TASK BRIEF:
All of the data needs to be printed again, exactly as written.

PROVIDED MATERIAL:
________

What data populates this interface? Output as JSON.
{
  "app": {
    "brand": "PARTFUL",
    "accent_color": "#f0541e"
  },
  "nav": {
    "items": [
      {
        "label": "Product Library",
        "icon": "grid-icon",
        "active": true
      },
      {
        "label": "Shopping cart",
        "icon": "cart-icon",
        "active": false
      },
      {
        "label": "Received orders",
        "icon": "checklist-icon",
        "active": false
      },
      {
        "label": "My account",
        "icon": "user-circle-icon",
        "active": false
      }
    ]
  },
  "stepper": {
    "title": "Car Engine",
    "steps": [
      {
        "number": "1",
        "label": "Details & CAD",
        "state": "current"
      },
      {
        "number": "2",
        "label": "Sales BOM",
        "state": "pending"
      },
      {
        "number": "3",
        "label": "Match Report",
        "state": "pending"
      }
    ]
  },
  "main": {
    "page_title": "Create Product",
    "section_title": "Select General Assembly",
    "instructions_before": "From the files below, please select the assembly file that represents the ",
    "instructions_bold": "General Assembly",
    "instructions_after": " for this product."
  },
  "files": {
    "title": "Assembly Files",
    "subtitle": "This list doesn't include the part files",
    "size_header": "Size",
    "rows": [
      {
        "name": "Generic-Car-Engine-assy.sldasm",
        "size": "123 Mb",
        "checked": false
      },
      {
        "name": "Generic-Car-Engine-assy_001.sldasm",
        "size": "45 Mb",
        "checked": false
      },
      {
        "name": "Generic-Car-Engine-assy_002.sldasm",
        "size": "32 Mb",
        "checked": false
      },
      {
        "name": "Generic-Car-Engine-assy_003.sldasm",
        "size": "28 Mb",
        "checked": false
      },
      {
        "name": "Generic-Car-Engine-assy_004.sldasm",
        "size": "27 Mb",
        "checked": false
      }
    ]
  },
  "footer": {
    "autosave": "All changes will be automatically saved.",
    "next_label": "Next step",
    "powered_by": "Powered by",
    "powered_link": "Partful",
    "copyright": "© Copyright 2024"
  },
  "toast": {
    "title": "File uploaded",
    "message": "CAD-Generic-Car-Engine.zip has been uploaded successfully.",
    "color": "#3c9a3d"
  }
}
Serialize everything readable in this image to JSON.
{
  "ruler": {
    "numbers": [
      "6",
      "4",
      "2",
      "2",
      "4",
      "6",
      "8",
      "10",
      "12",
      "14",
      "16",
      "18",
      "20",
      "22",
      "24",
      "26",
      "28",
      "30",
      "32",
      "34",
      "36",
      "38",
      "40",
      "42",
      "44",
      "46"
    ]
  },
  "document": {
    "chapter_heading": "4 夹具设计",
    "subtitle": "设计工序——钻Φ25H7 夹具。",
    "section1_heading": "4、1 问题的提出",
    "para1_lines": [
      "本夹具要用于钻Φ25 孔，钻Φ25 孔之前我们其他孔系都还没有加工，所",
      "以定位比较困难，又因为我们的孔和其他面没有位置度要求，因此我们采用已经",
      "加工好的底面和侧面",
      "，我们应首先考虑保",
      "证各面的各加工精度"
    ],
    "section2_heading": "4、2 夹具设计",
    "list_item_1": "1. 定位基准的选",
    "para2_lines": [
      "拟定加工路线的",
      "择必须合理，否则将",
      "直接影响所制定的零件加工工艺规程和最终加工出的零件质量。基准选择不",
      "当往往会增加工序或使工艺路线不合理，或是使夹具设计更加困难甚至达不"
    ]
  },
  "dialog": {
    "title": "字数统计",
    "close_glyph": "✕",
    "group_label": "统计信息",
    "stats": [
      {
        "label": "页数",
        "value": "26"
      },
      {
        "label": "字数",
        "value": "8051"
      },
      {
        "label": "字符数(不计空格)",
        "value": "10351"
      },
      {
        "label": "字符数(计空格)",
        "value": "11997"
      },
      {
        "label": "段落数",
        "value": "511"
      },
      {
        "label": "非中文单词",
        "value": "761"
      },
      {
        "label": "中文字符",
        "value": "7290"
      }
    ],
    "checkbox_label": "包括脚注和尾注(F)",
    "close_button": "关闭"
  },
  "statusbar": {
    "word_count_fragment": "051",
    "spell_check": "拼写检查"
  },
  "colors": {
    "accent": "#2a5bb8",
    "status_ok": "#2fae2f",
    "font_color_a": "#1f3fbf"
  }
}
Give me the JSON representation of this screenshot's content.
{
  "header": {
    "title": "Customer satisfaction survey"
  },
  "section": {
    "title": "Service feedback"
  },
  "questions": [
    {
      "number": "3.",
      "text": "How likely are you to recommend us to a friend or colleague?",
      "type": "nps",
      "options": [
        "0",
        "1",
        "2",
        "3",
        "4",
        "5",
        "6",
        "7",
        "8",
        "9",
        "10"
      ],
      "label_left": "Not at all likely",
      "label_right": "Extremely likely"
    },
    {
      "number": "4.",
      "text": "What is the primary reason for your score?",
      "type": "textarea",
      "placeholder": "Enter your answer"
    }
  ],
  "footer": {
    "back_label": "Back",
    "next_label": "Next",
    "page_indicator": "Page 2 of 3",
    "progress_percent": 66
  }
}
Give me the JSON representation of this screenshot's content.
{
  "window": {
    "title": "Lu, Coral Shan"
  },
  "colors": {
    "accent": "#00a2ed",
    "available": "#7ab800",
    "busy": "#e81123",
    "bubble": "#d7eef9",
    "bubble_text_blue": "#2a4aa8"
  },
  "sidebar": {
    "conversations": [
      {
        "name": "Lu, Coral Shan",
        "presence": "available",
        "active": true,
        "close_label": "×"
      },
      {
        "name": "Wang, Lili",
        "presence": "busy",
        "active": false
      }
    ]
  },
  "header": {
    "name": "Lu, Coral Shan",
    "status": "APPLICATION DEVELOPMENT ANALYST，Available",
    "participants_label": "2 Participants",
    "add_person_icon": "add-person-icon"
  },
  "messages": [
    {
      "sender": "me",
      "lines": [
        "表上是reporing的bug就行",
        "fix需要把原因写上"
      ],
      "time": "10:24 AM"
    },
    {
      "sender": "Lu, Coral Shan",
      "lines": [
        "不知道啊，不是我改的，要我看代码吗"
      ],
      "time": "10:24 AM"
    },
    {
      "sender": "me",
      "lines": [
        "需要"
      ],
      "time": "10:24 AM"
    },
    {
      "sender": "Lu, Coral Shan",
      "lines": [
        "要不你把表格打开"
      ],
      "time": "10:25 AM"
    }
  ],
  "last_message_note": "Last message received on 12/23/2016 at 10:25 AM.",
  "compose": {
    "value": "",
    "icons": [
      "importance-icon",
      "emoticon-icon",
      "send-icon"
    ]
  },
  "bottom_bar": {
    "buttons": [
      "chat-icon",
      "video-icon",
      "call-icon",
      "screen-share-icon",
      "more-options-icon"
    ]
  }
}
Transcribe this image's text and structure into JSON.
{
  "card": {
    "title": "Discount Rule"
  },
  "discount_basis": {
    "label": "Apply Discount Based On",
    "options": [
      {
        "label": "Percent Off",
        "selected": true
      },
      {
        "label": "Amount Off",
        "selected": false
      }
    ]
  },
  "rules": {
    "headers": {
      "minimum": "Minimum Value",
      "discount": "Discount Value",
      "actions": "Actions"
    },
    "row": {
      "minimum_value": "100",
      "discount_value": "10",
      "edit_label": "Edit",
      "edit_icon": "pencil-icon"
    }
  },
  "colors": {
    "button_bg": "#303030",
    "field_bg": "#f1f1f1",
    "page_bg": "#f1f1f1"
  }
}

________

OUTPUT:
What data populates this interface? Output as JSON.
{
  "app": {
    "brand": "PARTFUL",
    "accent_color": "#f0541e"
  },
  "nav": {
    "items": [
      {
        "label": "Product Library",
        "icon": "grid-icon",
        "active": true
      },
      {
        "label": "Shopping cart",
        "icon": "cart-icon",
        "active": false
      },
      {
        "label": "Received orders",
        "icon": "checklist-icon",
        "active": false
      },
      {
        "label": "My account",
        "icon": "user-circle-icon",
        "active": false
      }
    ]
  },
  "stepper": {
    "title": "Car Engine",
    "steps": [
      {
        "number": "1",
        "label": "Details & CAD",
        "state": "current"
      },
      {
        "number": "2",
        "label": "Sales BOM",
        "state": "pending"
      },
      {
        "number": "3",
        "label": "Match Report",
        "state": "pending"
      }
    ]
  },
  "main": {
    "page_title": "Create Product",
    "section_title": "Select General Assembly",
    "instructions_before": "From the files below, please select the assembly file that represents the ",
    "instructions_bold": "General Assembly",
    "instructions_after": " for this product."
  },
  "files": {
    "title": "Assembly Files",
    "subtitle": "This list doesn't include the part files",
    "size_header": "Size",
    "rows": [
      {
        "name": "Generic-Car-Engine-assy.sldasm",
        "size": "123 Mb",
        "checked": false
      },
      {
        "name": "Generic-Car-Engine-assy_001.sldasm",
        "size": "45 Mb",
        "checked": false
      },
      {
        "name": "Generic-Car-Engine-assy_002.sldasm",
        "size": "32 Mb",
        "checked": false
      },
      {
        "name": "Generic-Car-Engine-assy_003.sldasm",
        "size": "28 Mb",
        "checked": false
      },
      {
        "name": "Generic-Car-Engine-assy_004.sldasm",
        "size": "27 Mb",
        "checked": false
      }
    ]
  },
  "footer": {
    "autosave": "All changes will be automatically saved.",
    "next_label": "Next step",
    "powered_by": "Powered by",
    "powered_link": "Partful",
    "copyright": "© Copyright 2024"
  },
  "toast": {
    "title": "File uploaded",
    "message": "CAD-Generic-Car-Engine.zip has been uploaded successfully.",
    "color": "#3c9a3d"
  }
}
Serialize everything readable in this image to JSON.
{
  "ruler": {
    "numbers": [
      "6",
      "4",
      "2",
      "2",
      "4",
      "6",
      "8",
      "10",
      "12",
      "14",
      "16",
      "18",
      "20",
      "22",
      "24",
      "26",
      "28",
      "30",
      "32",
      "34",
      "36",
      "38",
      "40",
      "42",
      "44",
      "46"
    ]
  },
  "document": {
    "chapter_heading": "4 夹具设计",
    "subtitle": "设计工序——钻Φ25H7 夹具。",
    "section1_heading": "4、1 问题的提出",
    "para1_lines": [
      "本夹具要用于钻Φ25 孔，钻Φ25 孔之前我们其他孔系都还没有加工，所",
      "以定位比较困难，又因为我们的孔和其他面没有位置度要求，因此我们采用已经",
      "加工好的底面和侧面",
      "，我们应首先考虑保",
      "证各面的各加工精度"
    ],
    "section2_heading": "4、2 夹具设计",
    "list_item_1": "1. 定位基准的选",
    "para2_lines": [
      "拟定加工路线的",
      "择必须合理，否则将",
      "直接影响所制定的零件加工工艺规程和最终加工出的零件质量。基准选择不",
      "当往往会增加工序或使工艺路线不合理，或是使夹具设计更加困难甚至达不"
    ]
  },
  "dialog": {
    "title": "字数统计",
    "close_glyph": "✕",
    "group_label": "统计信息",
    "stats": [
      {
        "label": "页数",
        "value": "26"
      },
      {
        "label": "字数",
        "value": "8051"
      },
      {
        "label": "字符数(不计空格)",
        "value": "10351"
      },
      {
        "label": "字符数(计空格)",
        "value": "11997"
      },
      {
        "label": "段落数",
        "value": "511"
      },
      {
        "label": "非中文单词",
        "value": "761"
      },
      {
        "label": "中文字符",
        "value": "7290"
      }
    ],
    "checkbox_label": "包括脚注和尾注(F)",
    "close_button": "关闭"
  },
  "statusbar": {
    "word_count_fragment": "051",
    "spell_check": "拼写检查"
  },
  "colors": {
    "accent": "#2a5bb8",
    "status_ok": "#2fae2f",
    "font_color_a": "#1f3fbf"
  }
}
Give me the JSON representation of this screenshot's content.
{
  "header": {
    "title": "Customer satisfaction survey"
  },
  "section": {
    "title": "Service feedback"
  },
  "questions": [
    {
      "number": "3.",
      "text": "How likely are you to recommend us to a friend or colleague?",
      "type": "nps",
      "options": [
        "0",
        "1",
        "2",
        "3",
        "4",
        "5",
        "6",
        "7",
        "8",
        "9",
        "10"
      ],
      "label_left": "Not at all likely",
      "label_right": "Extremely likely"
    },
    {
      "number": "4.",
      "text": "What is the primary reason for your score?",
      "type": "textarea",
      "placeholder": "Enter your answer"
    }
  ],
  "footer": {
    "back_label": "Back",
    "next_label": "Next",
    "page_indicator": "Page 2 of 3",
    "progress_percent": 66
  }
}
Give me the JSON representation of this screenshot's content.
{
  "window": {
    "title": "Lu, Coral Shan"
  },
  "colors": {
    "accent": "#00a2ed",
    "available": "#7ab800",
    "busy": "#e81123",
    "bubble": "#d7eef9",
    "bubble_text_blue": "#2a4aa8"
  },
  "sidebar": {
    "conversations": [
      {
        "name": "Lu, Coral Shan",
        "presence": "available",
        "active": true,
        "close_label": "×"
      },
      {
        "name": "Wang, Lili",
        "presence": "busy",
        "active": false
      }
    ]
  },
  "header": {
    "name": "Lu, Coral Shan",
    "status": "APPLICATION DEVELOPMENT ANALYST，Available",
    "participants_label": "2 Participants",
    "add_person_icon": "add-person-icon"
  },
  "messages": [
    {
      "sender": "me",
      "lines": [
        "表上是reporing的bug就行",
        "fix需要把原因写上"
      ],
      "time": "10:24 AM"
    },
    {
      "sender": "Lu, Coral Shan",
      "lines": [
        "不知道啊，不是我改的，要我看代码吗"
      ],
      "time": "10:24 AM"
    },
    {
      "sender": "me",
      "lines": [
        "需要"
      ],
      "time": "10:24 AM"
    },
    {
      "sender": "Lu, Coral Shan",
      "lines": [
        "要不你把表格打开"
      ],
      "time": "10:25 AM"
    }
  ],
  "last_message_note": "Last message received on 12/23/2016 at 10:25 AM.",
  "compose": {
    "value": "",
    "icons": [
      "importance-icon",
      "emoticon-icon",
      "send-icon"
    ]
  },
  "bottom_bar": {
    "buttons": [
      "chat-icon",
      "video-icon",
      "call-icon",
      "screen-share-icon",
      "more-options-icon"
    ]
  }
}
Transcribe this image's text and structure into JSON.
{
  "card": {
    "title": "Discount Rule"
  },
  "discount_basis": {
    "label": "Apply Discount Based On",
    "options": [
      {
        "label": "Percent Off",
        "selected": true
      },
      {
        "label": "Amount Off",
        "selected": false
      }
    ]
  },
  "rules": {
    "headers": {
      "minimum": "Minimum Value",
      "discount": "Discount Value",
      "actions": "Actions"
    },
    "row": {
      "minimum_value": "100",
      "discount_value": "10",
      "edit_label": "Edit",
      "edit_icon": "pencil-icon"
    }
  },
  "colors": {
    "button_bg": "#303030",
    "field_bg": "#f1f1f1",
    "page_bg": "#f1f1f1"
  }
}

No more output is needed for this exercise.